Daniel McGee

A new doctoral program being unveiled at Florida State University will prepare students for highly specialized careers in dozens of fields in academia, industry and government.

The Ph.D. program in biostatistics was approved this spring by the State University System’s Board of Governors, making it the first program of its kind at a Florida university. Program graduates will find themselves highly sought after by employers in such varied areas as biotechnology, public health, pharmaceuticals, AIDS research, epidemiology, insurance, food science and agribusiness, to name a few.

"This program, which will begin offering courses in the fall 2007 semester, offers access to and production of advanced degrees in a high-demand specialty that previously were attainable only outside the state of Florida," said Professor Daniel McGee, chairman of the department of statistics at FSU. "Now we should be able to attract those top students who are looking for degrees in this area."

Biostatistics is the application of statistics to a wide range of topics in biology.
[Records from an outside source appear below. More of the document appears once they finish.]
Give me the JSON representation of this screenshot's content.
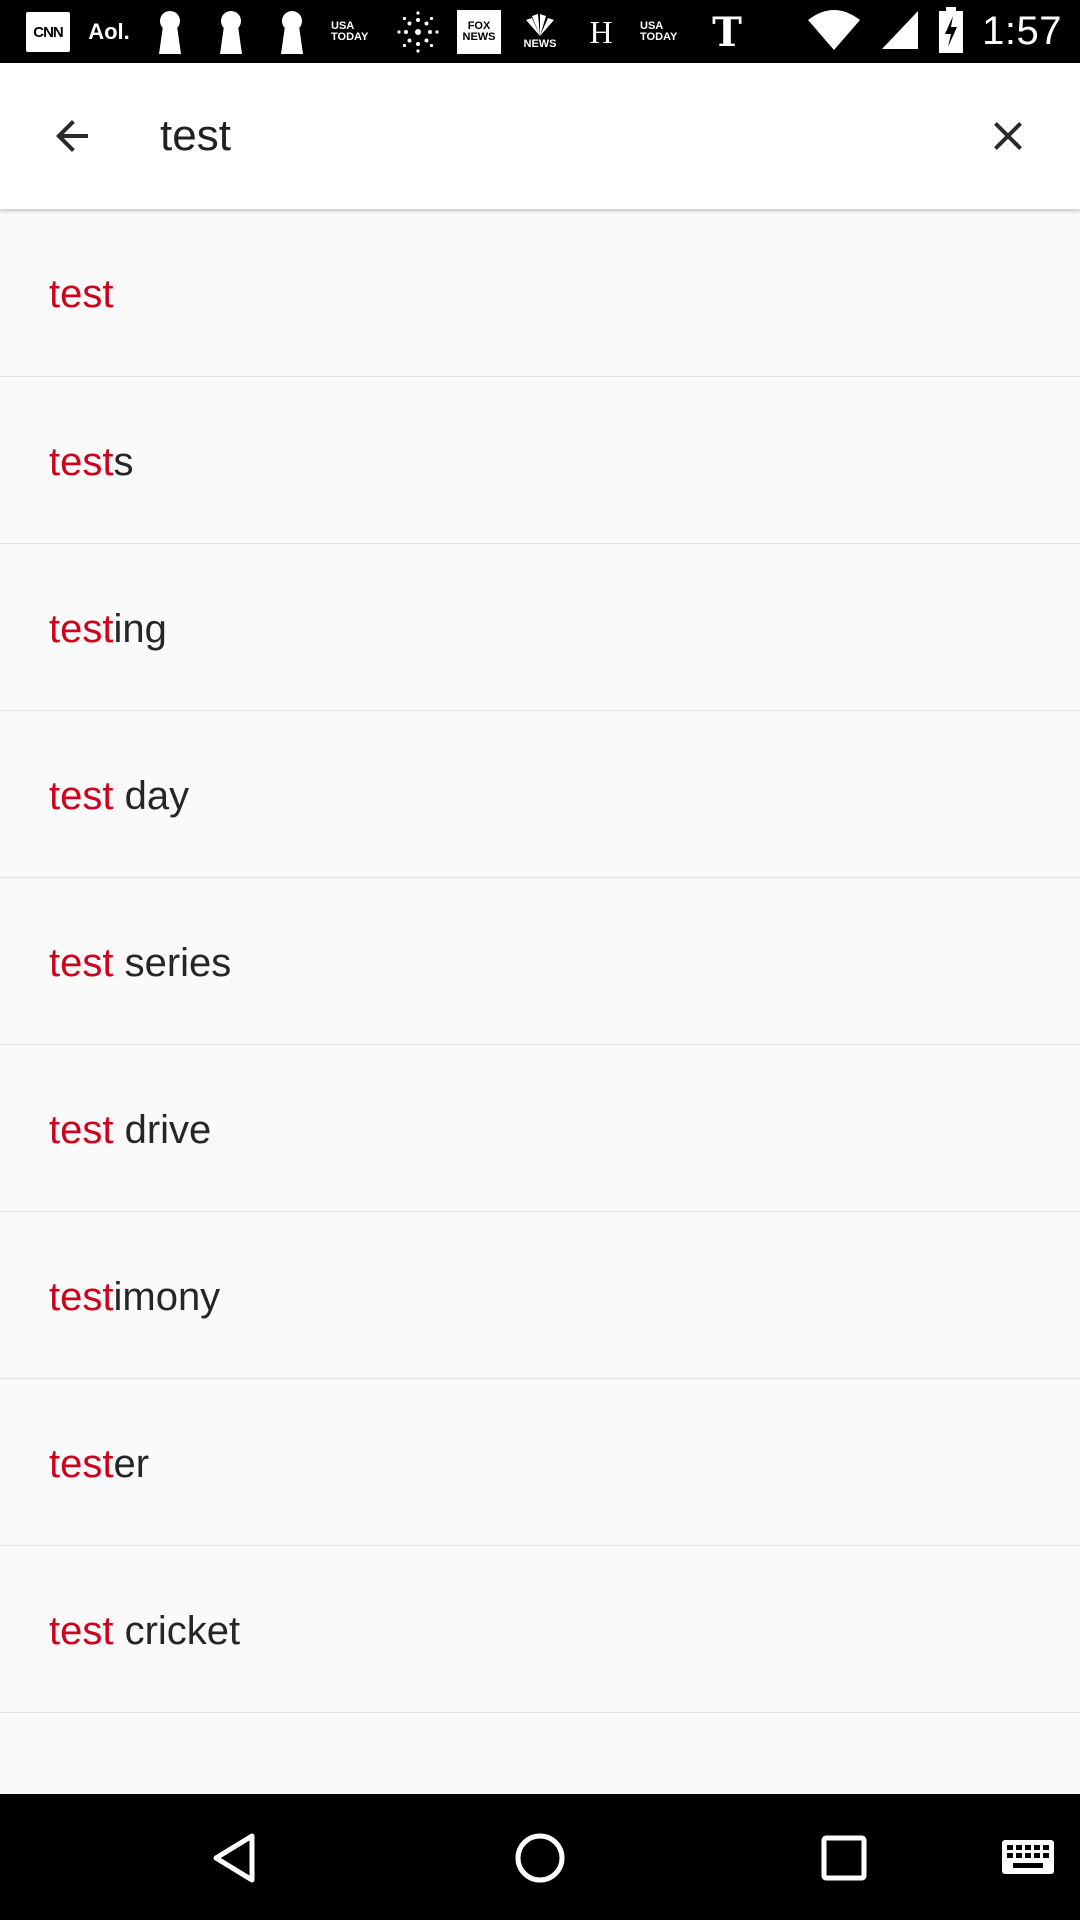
{
  "status_bar": {
    "time": "1:57",
    "notifications": [
      {
        "name": "cnn",
        "label": "CNN"
      },
      {
        "name": "aol",
        "label": "Aol."
      },
      {
        "name": "keyhole-1",
        "label": ""
      },
      {
        "name": "keyhole-2",
        "label": ""
      },
      {
        "name": "keyhole-3",
        "label": ""
      },
      {
        "name": "usa-today-1",
        "label": "USA TODAY"
      },
      {
        "name": "starburst",
        "label": ""
      },
      {
        "name": "fox-news",
        "label": "FOX NEWS"
      },
      {
        "name": "nbc-news",
        "label": "NEWS"
      },
      {
        "name": "history",
        "label": "H"
      },
      {
        "name": "usa-today-2",
        "label": "USA TODAY"
      },
      {
        "name": "nyt",
        "label": "T"
      }
    ],
    "icons": [
      "wifi-icon",
      "cell-signal-icon",
      "battery-charging-icon"
    ]
  },
  "search": {
    "query": "test",
    "placeholder": "",
    "back_icon": "arrow-back-icon",
    "clear_icon": "close-icon"
  },
  "suggestions": [
    {
      "match": "test",
      "rest": ""
    },
    {
      "match": "test",
      "rest": "s"
    },
    {
      "match": "test",
      "rest": "ing"
    },
    {
      "match": "test",
      "rest": " day"
    },
    {
      "match": "test",
      "rest": " series"
    },
    {
      "match": "test",
      "rest": " drive"
    },
    {
      "match": "test",
      "rest": "imony"
    },
    {
      "match": "test",
      "rest": "er"
    },
    {
      "match": "test",
      "rest": " cricket"
    },
    {
      "match": "",
      "rest": ""
    }
  ],
  "colors": {
    "match": "#d0021b",
    "text": "#212121",
    "divider": "#e3e3e3",
    "status_bar": "#000000",
    "nav_bar": "#000000"
  },
  "nav_bar": {
    "icons": [
      "back-triangle-icon",
      "home-circle-icon",
      "recents-square-icon",
      "keyboard-icon"
    ]
  }
}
The discipline has been around for decades; now, however, with an aging U.S. population, the never-ending development of new drugs and advances in the understanding of biological functions at the level of individual genes and proteins, the need for more people trained to design studies and analyze data from research problems has skyrocketed. And nowhere is this more true than in Florida.
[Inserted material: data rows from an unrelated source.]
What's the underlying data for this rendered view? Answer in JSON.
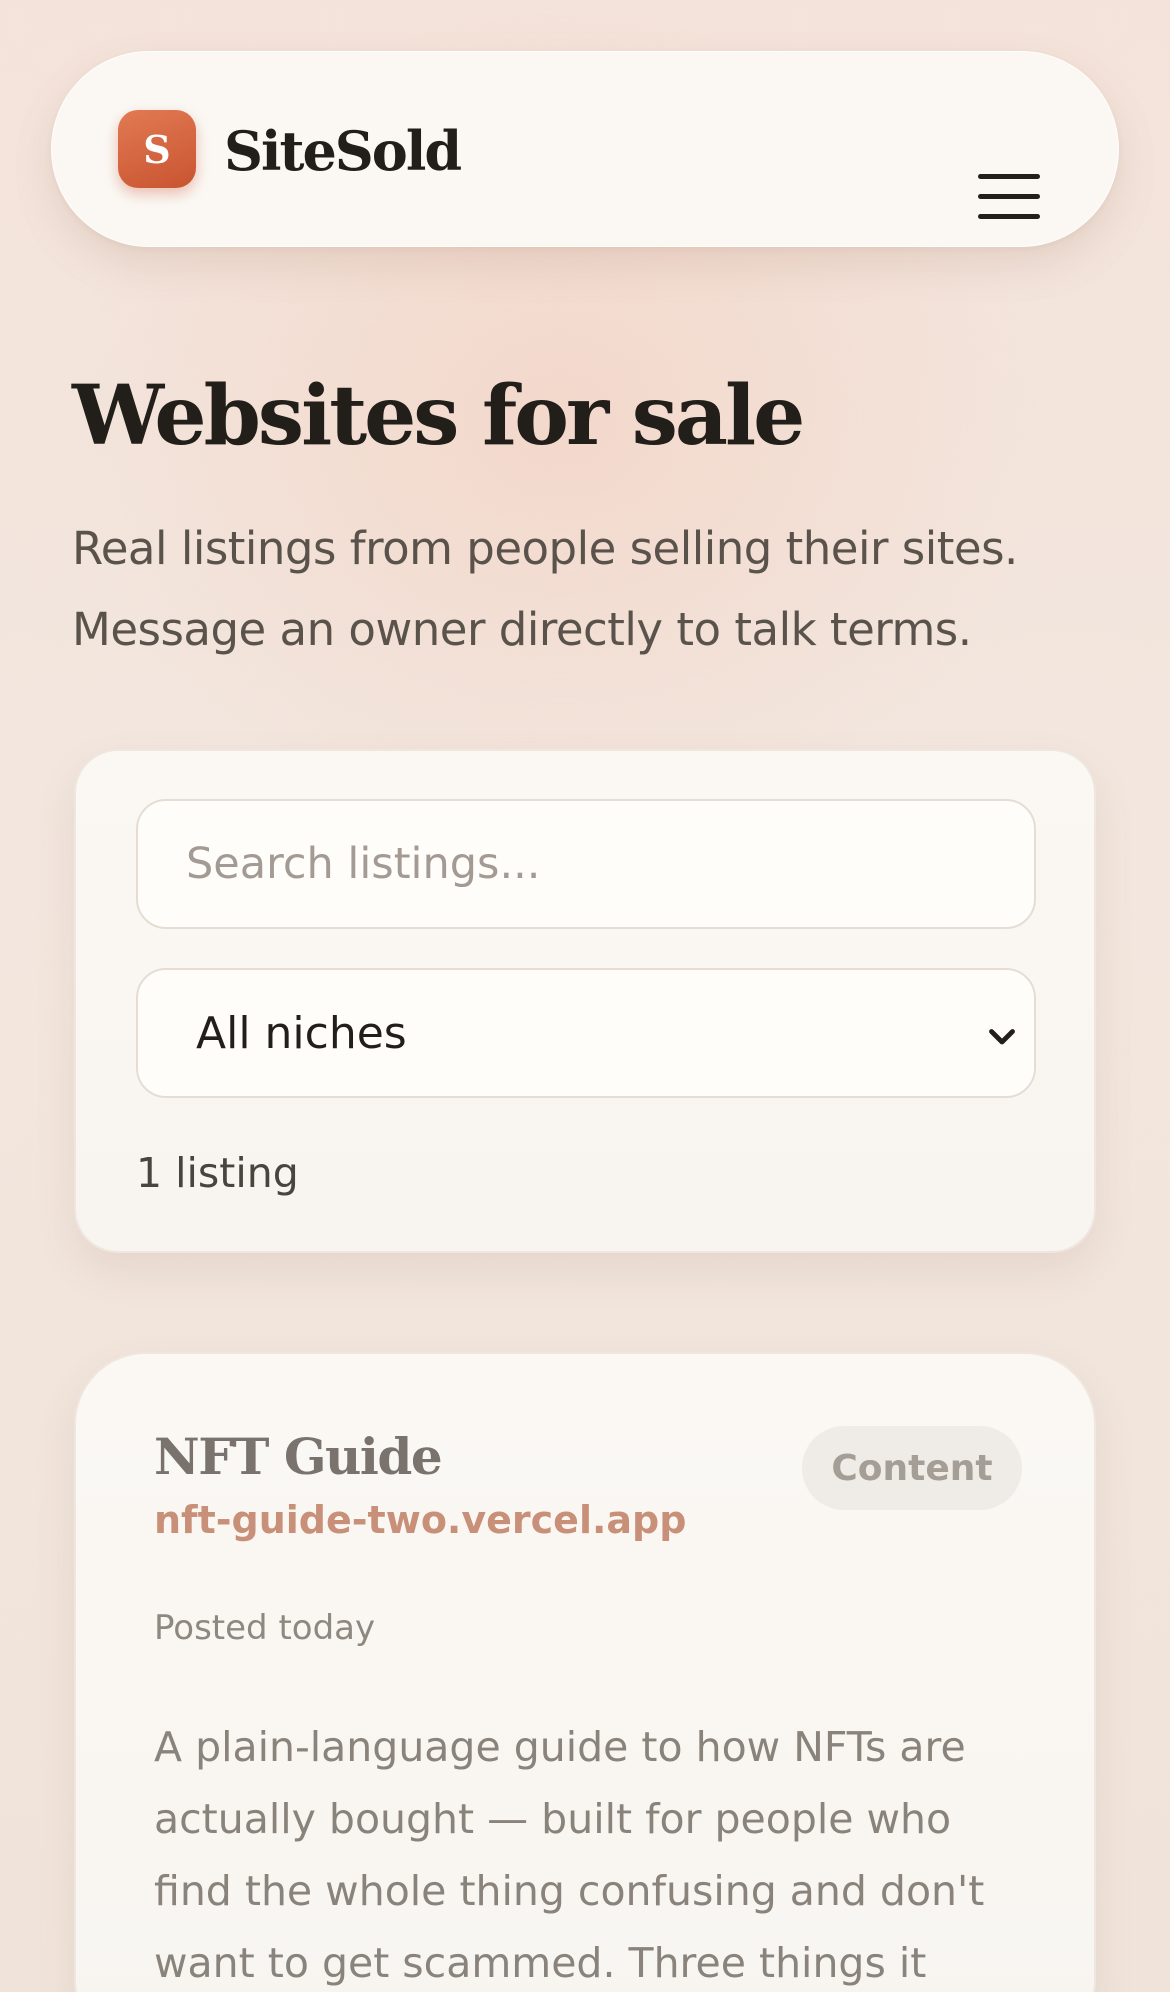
{
  "header": {
    "logo_letter": "S",
    "brand": "SiteSold",
    "menu_icon": "hamburger-menu-icon"
  },
  "hero": {
    "title": "Websites for sale",
    "subtitle": "Real listings from people selling their sites. Message an owner directly to talk terms."
  },
  "filters": {
    "search_placeholder": "Search listings...",
    "search_value": "",
    "niche_selected": "All niches",
    "count_text": "1 listing"
  },
  "listings": [
    {
      "title": "NFT Guide",
      "url": "nft-guide-two.vercel.app",
      "category": "Content",
      "posted": "Posted today",
      "description": "A plain-language guide to how NFTs are actually bought — built for people who find the whole thing confusing and don't want to get scammed. Three things it"
    }
  ],
  "colors": {
    "accent": "#d2643e",
    "url_text": "#c89078",
    "background": "#f3e4dc",
    "card": "#fbf8f4"
  }
}
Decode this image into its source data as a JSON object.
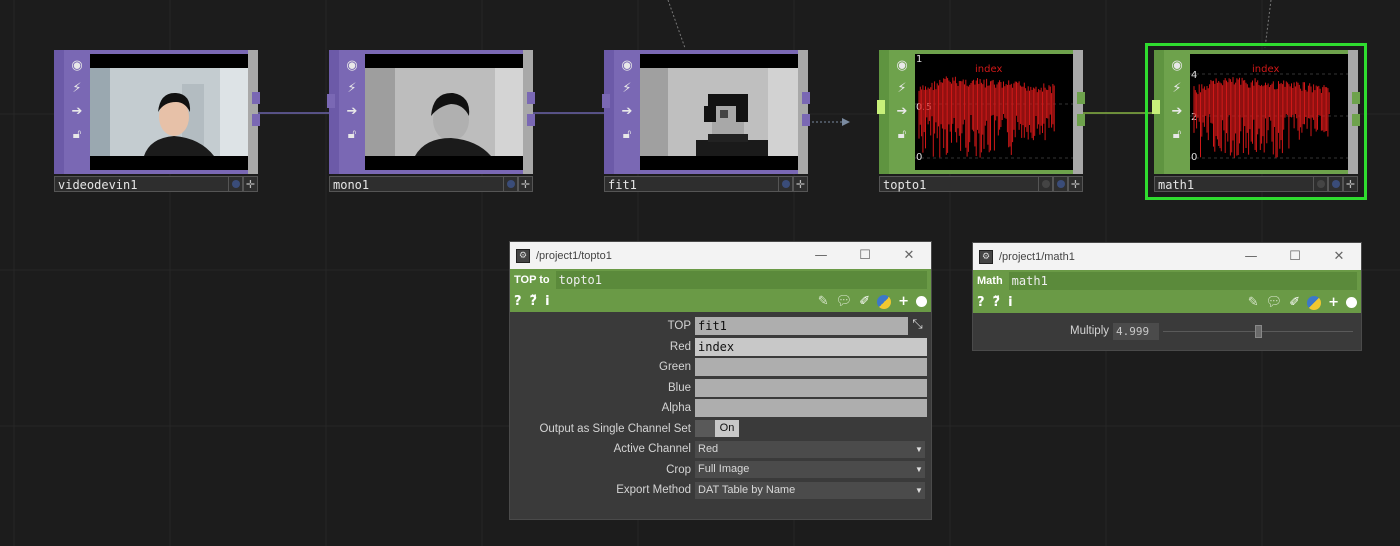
{
  "nodes": [
    {
      "name": "videodevin1",
      "family": "TOP",
      "kind": "camera"
    },
    {
      "name": "mono1",
      "family": "TOP",
      "kind": "mono"
    },
    {
      "name": "fit1",
      "family": "TOP",
      "kind": "pixel"
    },
    {
      "name": "topto1",
      "family": "CHOP",
      "kind": "chart",
      "chart_label": "index",
      "axis": [
        "1",
        "0.5",
        "0"
      ]
    },
    {
      "name": "math1",
      "family": "CHOP",
      "kind": "chart",
      "chart_label": "index",
      "axis": [
        "4",
        "2",
        "0"
      ],
      "selected": true
    }
  ],
  "node_flag_icons": [
    "viewer-icon",
    "bypass-icon",
    "display-icon",
    "lock-icon"
  ],
  "topto_panel": {
    "title": "/project1/topto1",
    "op_type": "TOP to",
    "op_name": "topto1",
    "params": {
      "top_label": "TOP",
      "top_value": "fit1",
      "red_label": "Red",
      "red_value": "index",
      "green_label": "Green",
      "green_value": "",
      "blue_label": "Blue",
      "blue_value": "",
      "alpha_label": "Alpha",
      "alpha_value": "",
      "single_label": "Output as Single Channel Set",
      "single_value": "On",
      "active_label": "Active Channel",
      "active_value": "Red",
      "crop_label": "Crop",
      "crop_value": "Full Image",
      "export_label": "Export Method",
      "export_value": "DAT Table by Name"
    }
  },
  "math_panel": {
    "title": "/project1/math1",
    "op_type": "Math",
    "op_name": "math1",
    "multiply_label": "Multiply",
    "multiply_value": "4.999",
    "multiply_fraction": 0.5
  },
  "colors": {
    "top_family": "#7a68b4",
    "chop_family": "#6ea24c",
    "selection": "#2fdc2f",
    "chart_trace": "#d01818"
  }
}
"As the state continues to grow and age, many areas, including medical care, will create an even larger demand for trained, Ph.D.-level biostatisticians," McGee said. "In addition, the availability of biostatisticians will increase both FSU’s and Florida’s ability to build world-class academic programs and research capacity."
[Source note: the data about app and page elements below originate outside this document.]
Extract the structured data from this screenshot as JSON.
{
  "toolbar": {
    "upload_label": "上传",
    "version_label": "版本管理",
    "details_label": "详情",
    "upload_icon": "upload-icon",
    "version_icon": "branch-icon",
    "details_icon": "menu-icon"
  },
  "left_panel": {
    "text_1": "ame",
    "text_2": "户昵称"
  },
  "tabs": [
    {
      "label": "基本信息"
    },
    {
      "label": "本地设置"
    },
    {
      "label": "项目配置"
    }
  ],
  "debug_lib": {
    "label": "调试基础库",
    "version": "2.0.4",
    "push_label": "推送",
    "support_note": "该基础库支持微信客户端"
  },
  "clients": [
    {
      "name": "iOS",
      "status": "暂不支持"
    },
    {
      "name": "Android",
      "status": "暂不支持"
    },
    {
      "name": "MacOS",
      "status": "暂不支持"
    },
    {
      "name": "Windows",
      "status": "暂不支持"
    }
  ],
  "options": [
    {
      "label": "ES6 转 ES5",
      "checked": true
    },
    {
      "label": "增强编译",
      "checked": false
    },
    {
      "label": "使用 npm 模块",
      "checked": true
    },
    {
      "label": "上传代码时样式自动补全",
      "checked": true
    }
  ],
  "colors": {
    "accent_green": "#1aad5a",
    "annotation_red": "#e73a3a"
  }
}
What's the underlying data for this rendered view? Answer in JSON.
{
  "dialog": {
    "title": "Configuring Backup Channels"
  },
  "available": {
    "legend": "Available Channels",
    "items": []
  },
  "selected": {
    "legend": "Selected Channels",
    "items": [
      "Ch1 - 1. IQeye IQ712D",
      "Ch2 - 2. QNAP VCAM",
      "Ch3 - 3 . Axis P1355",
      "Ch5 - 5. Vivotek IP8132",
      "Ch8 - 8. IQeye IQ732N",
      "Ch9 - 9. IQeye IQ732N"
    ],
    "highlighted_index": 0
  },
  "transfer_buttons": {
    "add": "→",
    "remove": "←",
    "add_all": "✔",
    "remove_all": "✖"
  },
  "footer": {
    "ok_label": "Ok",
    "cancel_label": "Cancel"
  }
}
Students pursuing a doctorate in biostatistics at FSU will be granted a significant amount of flexibility in pursuing their degrees, McGee said.

"Biostatisticians play an important role in interdisciplinary research programs in the life, social, biological and computational sciences," he said. "Therefore, students pursuing a Ph.D. in biostatistics will take coursework that brings them to the frontiers of knowledge in both statistics and biostatistics. However, they also will take coursework in medicine, biology, computer science, life science and epidemiology, among other areas, in order to develop as true interdisciplinary scientists."

The nationwide shortage of biostatisticians means that there are positions available in:

  • Academia—in university departments of mathematics, biostatistics, statistics, public health, epidemiology, and in the biological, medical, agricultural and environmental sciences.
  • Industry—pharmaceutical, biotechnology, food science, nutrition, genome data banks, agribusiness, biochemical, software, statistical consulting, biostatistical and environmental consulting, medical diagnostic and therapeutic technology, medical informatics, medical clinical trials, life insurance, health insurance, health care and HMOs, think tanks, health policy, etc.
  • Government—federal agencies such as the Food and Drug Administration, the Census Bureau, the National Biological Survey, the National Forest Service, the Environmental Protection Agency, the National Institutes of Health and the Centers for Disease Control; state agencies such as health offices and environmental agencies.
  • International Agencies—the United Nations Educational, Scientific and Cultural Organization (UNESCO) and the World Health Organization, to name two.

The job prospects for a new graduate armed with a Ph.D. in biostatistics are quite promising, McGee said.

"Straight out of school, a graduate could expect a starting salary between $90,000 and $100,000 in an industry position; between $65,000 and $75,000 in academia; in the $65,000 range in the federal government; and less with state agencies."
To read more about FSU’s new doctoral program in biostatistics, visit www.stat.fsu.edu.